I would be grateful for any advice received! Thanks for your time.
 

Karabiner

TS Contributor
#2
You can define a 22.5% as "significant" (important, relevant, stiking...) within your area of study, if you have reason to do so.

But if you have "statistically significant" in mind, then you need to specify which comparison(s) you want to make. This can
for example be a comparison between groups, or between features A and B and C, or whether A is significantly higher (or
lower) than a theoretically meaningful rate.

With kind regards

Karabiner

BTW, "sample population" is not very useful a term, either it is a population, or it is a sample from that population.
Not both at the same time.
 
#3
You can define a 22.5% as "significant" (important, relevant, stiking...) within your area of study, if you have reason to do so.

But if you have "statistically significant" in mind, then you need to specify which comparison(s) you want to make. This can
for example be a comparison between groups, or between features A and B and C, or whether A is significantly higher (or
lower) than a theoretically meaningful rate.

With kind regards

Karabiner

BTW, "sample population" is not very useful a term, either it is a population, or it is a sample from that population.
Not both at the same time.
Appreciate the assistance! So yes unfortunately I cannot compare within the group. The only comparisons that can be made is between features A, B, C etc.

Thanks for clarifying
 

hlsmith

Less is more. Stay pure. Stay poor.
#4
What do you hope to do with the results? Also, if you did suspect the association before running comparisons, you risk for false discovery will be high if not addressed!
 

Karabiner

TS Contributor
#6
If you mean inferential statistics (tests of significance), then you do not need any.
These tests are used for making conclusions about population parameters (e.g.
whether a difference between means might be zero in the ppopulation, or
whether a correlation coefficient might be zero in a population, or whether
a difference between proportions might be zero in the populuation), based on
observations which were sampled from that population.
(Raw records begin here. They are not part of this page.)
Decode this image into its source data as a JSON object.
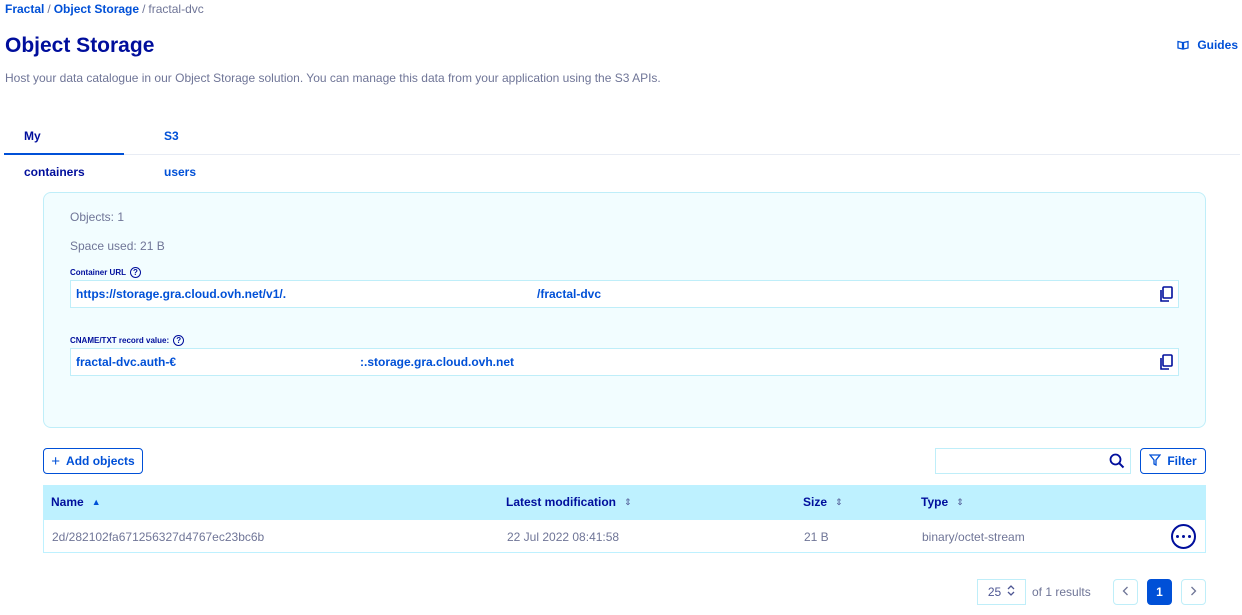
{
  "breadcrumb": {
    "root": "Fractal",
    "section": "Object Storage",
    "current": "fractal-dvc",
    "separator": "/"
  },
  "header": {
    "title": "Object Storage",
    "guides_label": "Guides",
    "subtitle": "Host your data catalogue in our Object Storage solution. You can manage this data from your application using the S3 APIs."
  },
  "tabs": [
    {
      "label": "My containers",
      "active": true
    },
    {
      "label": "S3 users",
      "active": false
    }
  ],
  "container": {
    "objects": "Objects: 1",
    "space_used": "Space used: 21 B",
    "url_label": "Container URL",
    "url_value_start": "https://storage.gra.cloud.ovh.net/v1/.",
    "url_value_end": "/fractal-dvc",
    "cname_label": "CNAME/TXT record value:",
    "cname_value_start": "fractal-dvc.auth-€",
    "cname_value_end": ":.storage.gra.cloud.ovh.net"
  },
  "toolbar": {
    "add_label": "Add objects",
    "search_placeholder": "",
    "filter_label": "Filter"
  },
  "table": {
    "columns": [
      "Name",
      "Latest modification",
      "Size",
      "Type"
    ],
    "rows": [
      {
        "name": "2d/282102fa671256327d4767ec23bc6b",
        "modified": "22 Jul 2022 08:41:58",
        "size": "21 B",
        "type": "binary/octet-stream"
      }
    ]
  },
  "pagination": {
    "page_size": "25",
    "results_text": "of 1 results",
    "current_page": "1"
  },
  "colors": {
    "primary": "#0050d7",
    "heading": "#000e9c",
    "header_bg": "#bef1ff",
    "panel_bg": "#f2fdff",
    "border": "#bfeef9"
  },
  "icons": [
    "book-icon",
    "help-icon",
    "copy-icon",
    "plus-icon",
    "search-icon",
    "filter-icon",
    "sort-icon",
    "more-icon",
    "chevron-left-icon",
    "chevron-right-icon",
    "updown-icon"
  ]
}
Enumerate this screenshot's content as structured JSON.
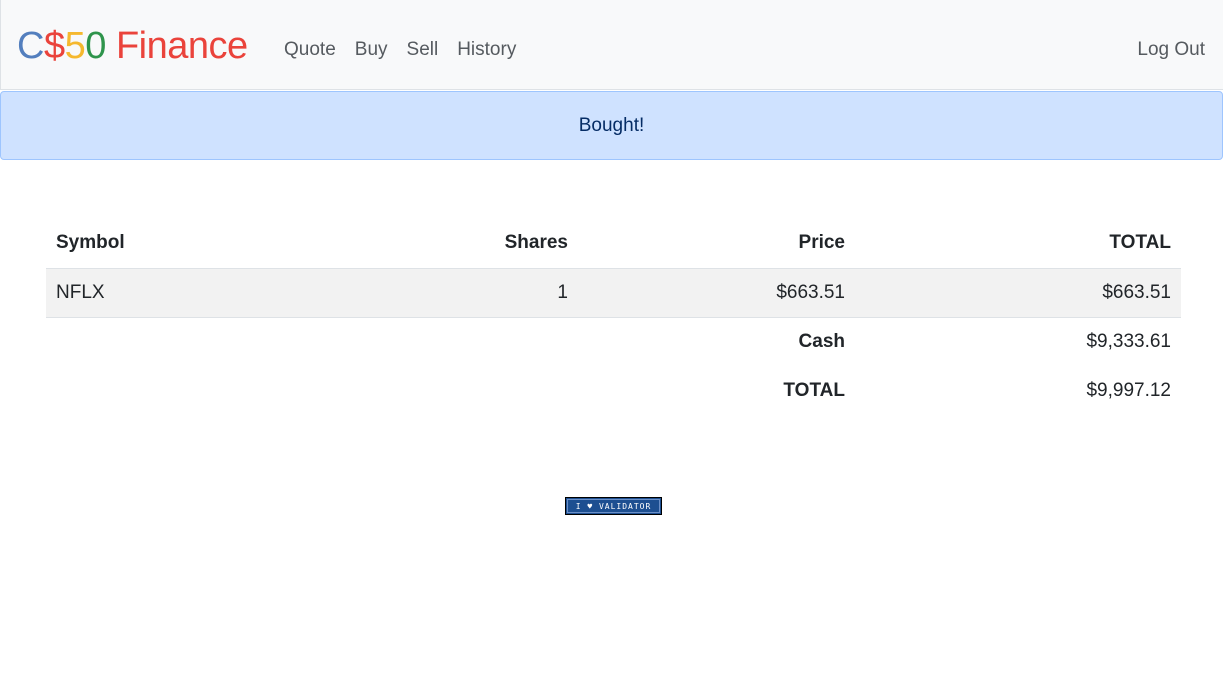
{
  "brand": {
    "c": "C",
    "dollar": "$",
    "five": "5",
    "zero": "0",
    "finance": "Finance"
  },
  "nav": {
    "links": [
      "Quote",
      "Buy",
      "Sell",
      "History"
    ],
    "logout": "Log Out"
  },
  "alert": {
    "message": "Bought!"
  },
  "table": {
    "headers": [
      "Symbol",
      "Shares",
      "Price",
      "TOTAL"
    ],
    "rows": [
      {
        "symbol": "NFLX",
        "shares": "1",
        "price": "$663.51",
        "total": "$663.51"
      }
    ],
    "cash_label": "Cash",
    "cash_value": "$9,333.61",
    "grand_total_label": "TOTAL",
    "grand_total_value": "$9,997.12"
  },
  "footer": {
    "validator_label": "I ♥ VALIDATOR"
  },
  "colors": {
    "brand_blue": "#537fbe",
    "brand_red": "#ea433b",
    "brand_yellow": "#f5b82e",
    "brand_green": "#2e944b",
    "alert_bg": "#cfe2ff"
  }
}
If you have the whole
population already at hand, then there is no need for inference (from samples
to populations) and therefore, no need for a test.

With kind regards

Karabiner